To avoid his business failing, Pat adapted his business plan and responded to the crisis by taking on management contracts with the banks who were appointing receivers to other hotels. A move which allowed Dalata to not only avoid failure, but to prosper and go from a small Irish company to the largest hotel operator in Ireland.
The key lesson here is to not only expect the worse but to plan for all eventualities. Pat confirms…
“We went from a small Irish company in 2009 to the largest operator in the country by the end of the following year. We had taken on 37 hotels under management contract. That’s when it started to turn for us. We floated the business in 2014 and we hit a record share price this month.
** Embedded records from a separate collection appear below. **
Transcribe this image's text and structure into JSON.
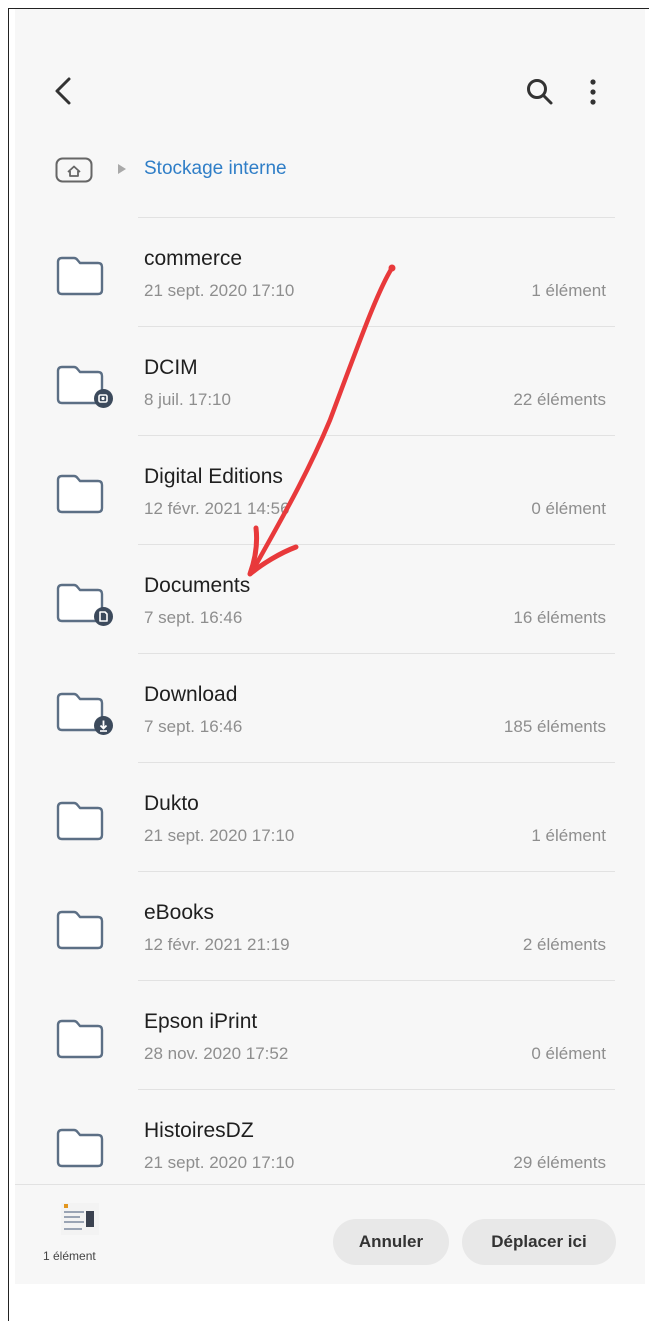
{
  "header": {
    "back_icon": "arrow-back-icon",
    "search_icon": "search-icon",
    "more_icon": "more-vertical-icon"
  },
  "breadcrumb": {
    "home_icon": "home-icon",
    "separator_icon": "triangle-right-icon",
    "current": "Stockage interne"
  },
  "folders": [
    {
      "name": "commerce",
      "date": "21 sept. 2020 17:10",
      "count": "1 élément",
      "badge": "none"
    },
    {
      "name": "DCIM",
      "date": "8 juil. 17:10",
      "count": "22 éléments",
      "badge": "camera"
    },
    {
      "name": "Digital Editions",
      "date": "12 févr. 2021 14:56",
      "count": "0 élément",
      "badge": "none"
    },
    {
      "name": "Documents",
      "date": "7 sept. 16:46",
      "count": "16 éléments",
      "badge": "document"
    },
    {
      "name": "Download",
      "date": "7 sept. 16:46",
      "count": "185 éléments",
      "badge": "download"
    },
    {
      "name": "Dukto",
      "date": "21 sept. 2020 17:10",
      "count": "1 élément",
      "badge": "none"
    },
    {
      "name": "eBooks",
      "date": "12 févr. 2021 21:19",
      "count": "2 éléments",
      "badge": "none"
    },
    {
      "name": "Epson iPrint",
      "date": "28 nov. 2020 17:52",
      "count": "0 élément",
      "badge": "none"
    },
    {
      "name": "HistoiresDZ",
      "date": "21 sept. 2020 17:10",
      "count": "29 éléments",
      "badge": "none"
    }
  ],
  "bottom": {
    "selection_caption": "1 élément",
    "cancel_label": "Annuler",
    "move_label": "Déplacer ici"
  },
  "colors": {
    "accent": "#2f7ec7",
    "annotation": "#e8393b",
    "folder_stroke": "#5c6f85",
    "background": "#f7f7f7"
  }
}
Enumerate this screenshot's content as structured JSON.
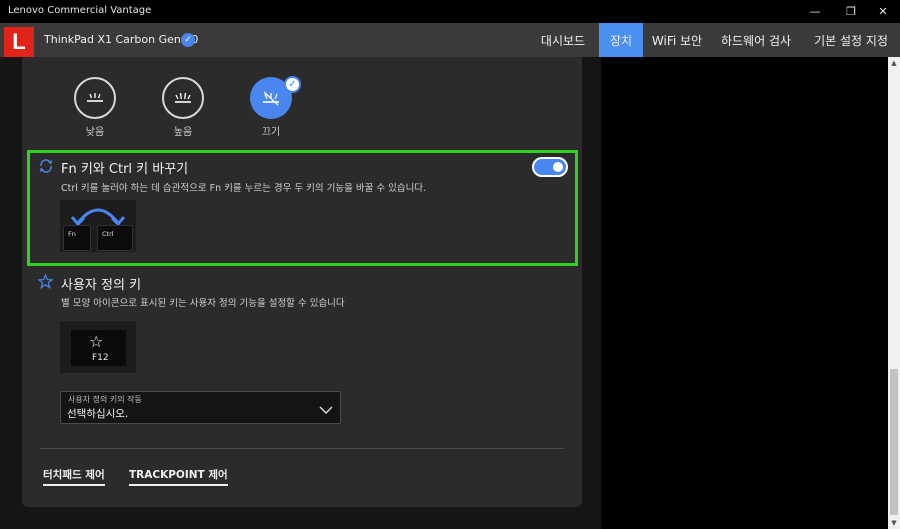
{
  "window": {
    "title": "Lenovo Commercial Vantage",
    "controls": {
      "minimize": "—",
      "restore": "❐",
      "close": "✕"
    }
  },
  "header": {
    "logo_letter": "L",
    "device_name": "ThinkPad X1 Carbon Gen 10",
    "verified_icon": "✓",
    "nav": [
      "대시보드",
      "장치",
      "WiFi 보안",
      "하드웨어 검사",
      "기본 설정 지정"
    ],
    "active_nav": "장치",
    "accent_color": "#4a90f0"
  },
  "backlight": {
    "options": [
      {
        "label": "낮음",
        "icon": "keyboard-backlight-low-icon"
      },
      {
        "label": "높음",
        "icon": "keyboard-backlight-high-icon"
      },
      {
        "label": "끄기",
        "icon": "keyboard-backlight-off-icon",
        "selected": true
      }
    ],
    "check": "✓"
  },
  "fn_ctrl_swap": {
    "title": "Fn 키와 Ctrl 키 바꾸기",
    "description": "Ctrl 키를 눌러야 하는 데 습관적으로 Fn 키를 누르는 경우 두 키의 기능을 바꿀 수 있습니다.",
    "toggle_on": true,
    "key_left": "Fn",
    "key_right": "Ctrl",
    "highlight_color": "#2ed41e"
  },
  "custom_key": {
    "title": "사용자 정의 키",
    "description": "별 모양 아이콘으로 표시된 키는 사용자 정의 기능을 설정할 수 있습니다",
    "key_label": "F12",
    "star": "☆",
    "select": {
      "label": "사용자 정의 키의 작동",
      "value": "선택하십시오."
    }
  },
  "bottom_links": [
    "터치패드 제어",
    "TRACKPOINT 제어"
  ],
  "scrollbar": {
    "up": "▲",
    "down": "▼"
  }
}
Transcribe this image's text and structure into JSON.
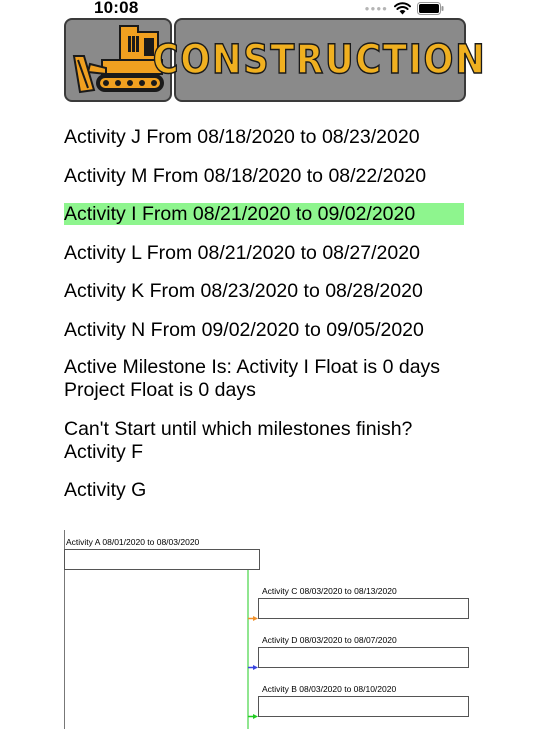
{
  "status_bar": {
    "time": "10:08"
  },
  "header": {
    "title": "CONSTRUCTION",
    "logo_icon": "bulldozer-icon",
    "title_color": "#f0b020"
  },
  "activities": [
    {
      "text": "Activity J From 08/18/2020 to 08/23/2020",
      "highlighted": false
    },
    {
      "text": "Activity M From 08/18/2020 to 08/22/2020",
      "highlighted": false
    },
    {
      "text": "Activity I From 08/21/2020 to 09/02/2020",
      "highlighted": true
    },
    {
      "text": "Activity L From 08/21/2020 to 08/27/2020",
      "highlighted": false
    },
    {
      "text": "Activity K From 08/23/2020 to 08/28/2020",
      "highlighted": false
    },
    {
      "text": "Activity N From 09/02/2020 to 09/05/2020",
      "highlighted": false
    }
  ],
  "highlight_color": "#8ef58e",
  "milestone": {
    "active_line": "Active Milestone Is: Activity I  Float is 0 days",
    "project_float": "Project Float is 0 days"
  },
  "predecessors": {
    "question": "Can't Start until which milestones finish?",
    "items": [
      "Activity F",
      "Activity G"
    ]
  },
  "gantt": {
    "tasks": [
      {
        "label": "Activity A 08/01/2020 to 08/03/2020"
      },
      {
        "label": "Activity C 08/03/2020 to 08/13/2020",
        "arrow_color": "#f0902a"
      },
      {
        "label": "Activity D 08/03/2020 to 08/07/2020",
        "arrow_color": "#3a46e0"
      },
      {
        "label": "Activity B 08/03/2020 to 08/10/2020",
        "arrow_color": "#22cc22"
      }
    ],
    "connector_color": "#22cc22"
  }
}
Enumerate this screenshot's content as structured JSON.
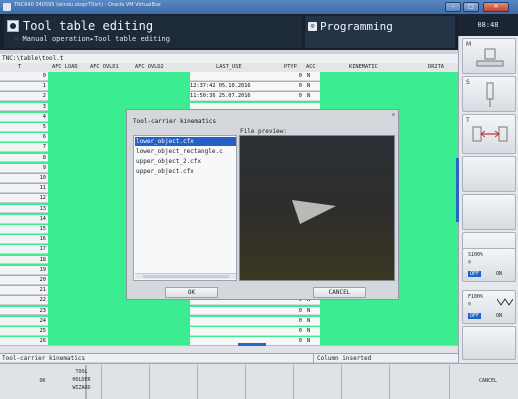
{
  "window": {
    "title": "TNC640 340595 (windu.skoprT0srt) - Oracle VM VirtualBox",
    "min": "–",
    "max": "□",
    "close": "✕"
  },
  "header": {
    "mode_title": "Tool table editing",
    "mode_breadcrumb": "Manual operation▸Tool table editing",
    "program_title": "Programming",
    "clock": "08:48"
  },
  "path": "TNC:\\table\\tool.t",
  "table": {
    "columns": [
      "T",
      "AFC LOAD",
      "AFC OVLD1",
      "AFC OVLD2",
      "LAST_USE",
      "PTYP",
      "ACC",
      "KINEMATIC",
      "DR2TA"
    ],
    "rows": [
      {
        "t": "0",
        "last_use": "",
        "ptyp": "0",
        "acc": "N"
      },
      {
        "t": "1",
        "last_use": "12:37:42 05.10.2016",
        "ptyp": "0",
        "acc": "N"
      },
      {
        "t": "2",
        "last_use": "11:50:36 25.07.2016",
        "ptyp": "0",
        "acc": "N"
      },
      {
        "t": "3",
        "last_use": "",
        "ptyp": "",
        "acc": ""
      },
      {
        "t": "4",
        "last_use": "",
        "ptyp": "",
        "acc": ""
      },
      {
        "t": "5",
        "last_use": "",
        "ptyp": "",
        "acc": ""
      },
      {
        "t": "6",
        "last_use": "",
        "ptyp": "",
        "acc": ""
      },
      {
        "t": "7",
        "last_use": "",
        "ptyp": "",
        "acc": ""
      },
      {
        "t": "8",
        "last_use": "",
        "ptyp": "",
        "acc": ""
      },
      {
        "t": "9",
        "last_use": "",
        "ptyp": "",
        "acc": ""
      },
      {
        "t": "10",
        "last_use": "",
        "ptyp": "",
        "acc": ""
      },
      {
        "t": "11",
        "last_use": "",
        "ptyp": "",
        "acc": ""
      },
      {
        "t": "12",
        "last_use": "",
        "ptyp": "",
        "acc": ""
      },
      {
        "t": "13",
        "last_use": "",
        "ptyp": "",
        "acc": ""
      },
      {
        "t": "14",
        "last_use": "",
        "ptyp": "",
        "acc": ""
      },
      {
        "t": "15",
        "last_use": "",
        "ptyp": "",
        "acc": ""
      },
      {
        "t": "16",
        "last_use": "",
        "ptyp": "",
        "acc": ""
      },
      {
        "t": "17",
        "last_use": "",
        "ptyp": "",
        "acc": ""
      },
      {
        "t": "18",
        "last_use": "",
        "ptyp": "",
        "acc": ""
      },
      {
        "t": "19",
        "last_use": "",
        "ptyp": "",
        "acc": ""
      },
      {
        "t": "20",
        "last_use": "",
        "ptyp": "",
        "acc": ""
      },
      {
        "t": "21",
        "last_use": "",
        "ptyp": "",
        "acc": ""
      },
      {
        "t": "22",
        "last_use": "",
        "ptyp": "0",
        "acc": "N"
      },
      {
        "t": "23",
        "last_use": "",
        "ptyp": "0",
        "acc": "N"
      },
      {
        "t": "24",
        "last_use": "",
        "ptyp": "0",
        "acc": "N"
      },
      {
        "t": "25",
        "last_use": "",
        "ptyp": "0",
        "acc": "N"
      },
      {
        "t": "26",
        "last_use": "",
        "ptyp": "0",
        "acc": "N"
      }
    ]
  },
  "status": {
    "left": "Tool-carrier kinematics",
    "right": "Column inserted"
  },
  "dialog": {
    "title": "Tool-carrier kinematics",
    "close": "x",
    "preview_label": "File preview:",
    "files": [
      "lower_object.cfx",
      "lower_object_rectangle.c",
      "upper_object_2.cfx",
      "upper_object.cfx"
    ],
    "selected_index": 0,
    "ok": "OK",
    "cancel": "CANCEL"
  },
  "softkeys": {
    "ok": "OK",
    "tool_holder_wizard": [
      "TOOL",
      "HOLDER",
      "WIZARD"
    ],
    "cancel": "CANCEL"
  },
  "sidebar": {
    "btn1": "M",
    "btn2": "S",
    "btn3": "T",
    "s_override": "S100%",
    "f_override": "F100%",
    "off": "OFF",
    "on": "ON"
  },
  "colors": {
    "table_green": "#3cec91",
    "selection_blue": "#2460c8",
    "header_dark": "#17212e"
  }
}
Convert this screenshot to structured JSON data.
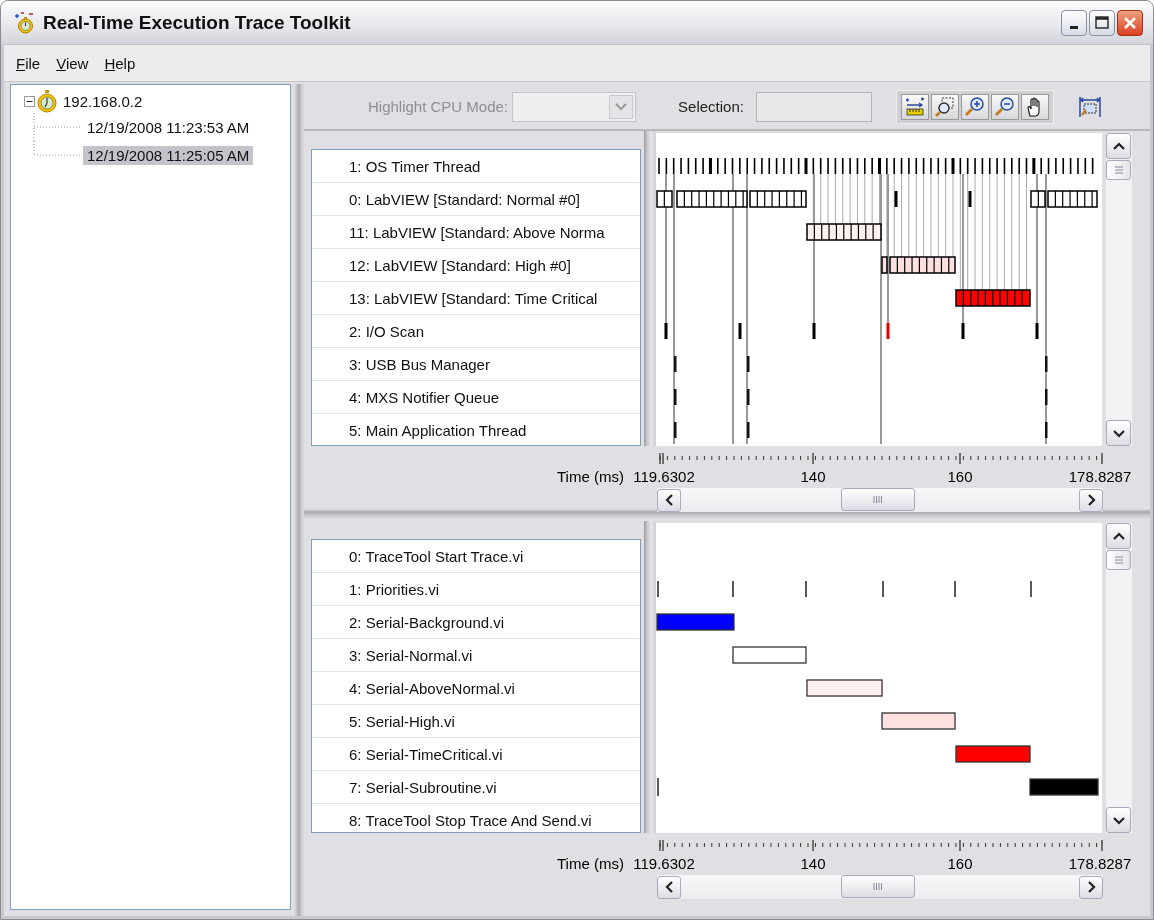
{
  "window": {
    "title": "Real-Time Execution Trace Toolkit"
  },
  "menu": [
    {
      "label": "File"
    },
    {
      "label": "View"
    },
    {
      "label": "Help"
    }
  ],
  "tree": [
    {
      "label": "192.168.0.2",
      "expanded": true,
      "selected": false,
      "children": [
        {
          "label": "12/19/2008 11:23:53 AM",
          "selected": false
        },
        {
          "label": "12/19/2008 11:25:05 AM",
          "selected": true
        }
      ]
    }
  ],
  "toolbar": {
    "highlight_cpu_mode": {
      "label": "Highlight CPU Mode:",
      "disabled": true
    },
    "selection": {
      "label": "Selection:"
    }
  },
  "thread_view": {
    "rows": [
      "1: OS Timer Thread",
      "0: LabVIEW [Standard: Normal #0]",
      "11: LabVIEW [Standard: Above Norma",
      "12: LabVIEW [Standard: High #0]",
      "13: LabVIEW [Standard: Time Critical",
      "2: I/O Scan",
      "3: USB Bus Manager",
      "4: MXS Notifier Queue",
      "5: Main Application Thread"
    ],
    "axis": {
      "label": "Time (ms)",
      "ticks": [
        "119.6302",
        "140",
        "160",
        "178.8287"
      ]
    }
  },
  "vi_view": {
    "rows": [
      "0: TraceTool Start Trace.vi",
      "1: Priorities.vi",
      "2: Serial-Background.vi",
      "3: Serial-Normal.vi",
      "4: Serial-AboveNormal.vi",
      "5: Serial-High.vi",
      "6: Serial-TimeCritical.vi",
      "7: Serial-Subroutine.vi",
      "8: TraceTool Stop Trace And Send.vi"
    ],
    "axis": {
      "label": "Time (ms)",
      "ticks": [
        "119.6302",
        "140",
        "160",
        "178.8287"
      ]
    }
  }
}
This is exactly why it’s so important to always look at your business strategically and ask yourself ‘what could I do if this happens?”
Like many areas of the hospitality industry, operational costs are high in the hotel sector and so every euro that comes off the top line usually comes off the bottom line meaning any crisis must be acted upon quickly.
Another key piece of advice on remaining resilient in business, no matter what sector you are in, is to listen and react to your customers.
“What I find is that, if you can fix a guest’s problem, you have a customer for life. So, I always say look at a complaint as a positive. If you fix that problem, the customer is with you. They are on your side. The outcome is not about whether the steak was too tough or the room was cold. It’s about how you handle it.”
Plan for the future, adapt to your customers’ needs and always ask ‘what can we do today that will drive our agenda in future years?’